Not just anyone can call up Paul McCartney, ask him guest on their latest album and get the famous Macca thumbs up.
But when you’re as prodigious a talent as the award-winning Indian British producer Nitin Sawhney the pair’s coming together on recent track ‘My Soul’ doesn’t come as much surprise. McCartney was a highlight of last year’s BBC Electric Proms, rocking The Roundhouse with a set of timeless Beatles classics and newer songs, and while tonight’s show is more rippling than raucous, with a full orchestra providing backing in keeping with the artistic adventure of the Proms, it will no doubt be remembered as one of the very finest.
It’s not even a disappointment that McCartney fails to show up to lend a hand such is the strength of the other artists who help to plump up live Sawhney’s latest album, ‘London Undersound’, a typically rich body of music which has once again cemented his place as one of the most important cross-cultural musician in Britain today. Spanning continents, styles, age and language, the guitar-plucking producer has a knack for pulling together a range of awe-inspiring performers and tonight they shine alongside him.
Not even a bout of tonsillitis can stop a determined Natasha Atlas singing sumptuously over the flamenco-tinged ‘Hope’, before the stunning Tina Grace makes light of sweeping orchestral arrangements to create something akin to Zero 7 on another lead tracks from the new album. Crowd favourite ‘Homelands’ resonates with its spine-tingling Indian vocal percussion but it’s the introduction of Natty who adds a truly new dimension to Sawhney’s mix, his gruff reggae flow unveiling a more urban grit which nicely contrasts the band’s otherwise world spanning sound.
If any criticism can be levelled at this particular Prom it’s that Sawhney tries to fit too much into the show with artists flitting between various instruments, on and off stage, meaning the gig sometimes lacks a certain direction, an identity even, but if that’s the gig you’re after you really should be watching Oasis here in two nights time instead.
Despite a conductor expertly guiding the orchestra at the back of the circular venue it’s Sawhney who truly underpins proceedings, holding everything together unassumingly from the side of stage on either the piano or his trusted acoustic guitar. Just like the TV show he conceived, 'Goodness Gracious Me' (further proof of his wealth of his talents), he's happy to set a ball in motion and just let it roll.

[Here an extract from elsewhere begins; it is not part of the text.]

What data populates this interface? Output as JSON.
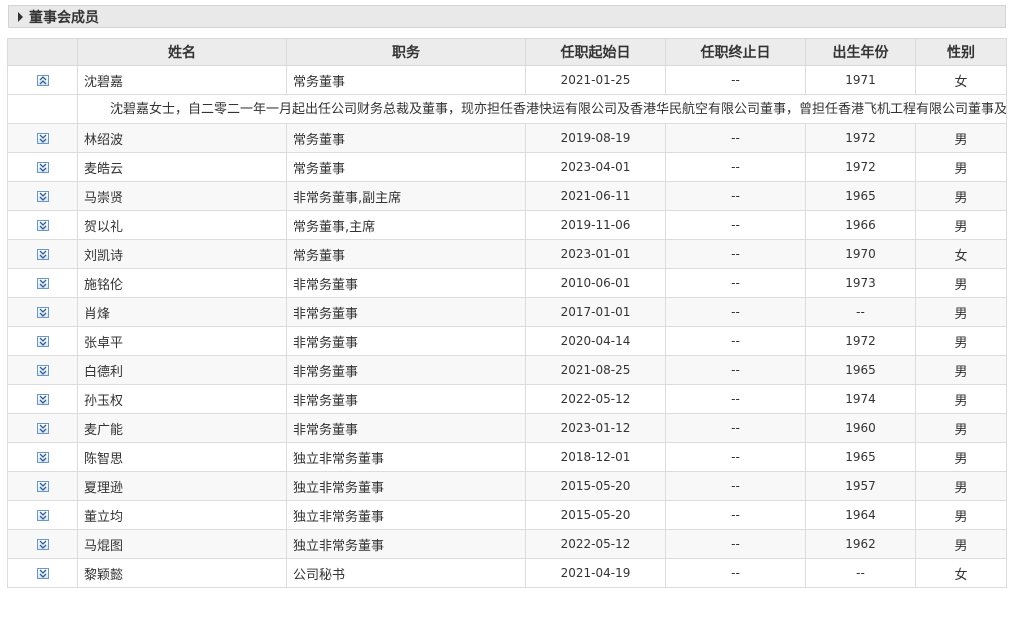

The limelight does finally come his way during ‘Prophecy’, Sawhney's ambitious opus which combines nimble fingered guitar work with battling bongo playing in a race to the death, before the Armageddon atmosphere builds to the final song of the night, a cacophony of Middle Eastern doomsday which sees images of bombs drop on screens behind the stage. It’s the nearest this multi-cultured, monstrously creative mob will ever get to a ‘Hey Jude’ and it’s the type of crescendo the Electric Proms was made for. Macca would be proud.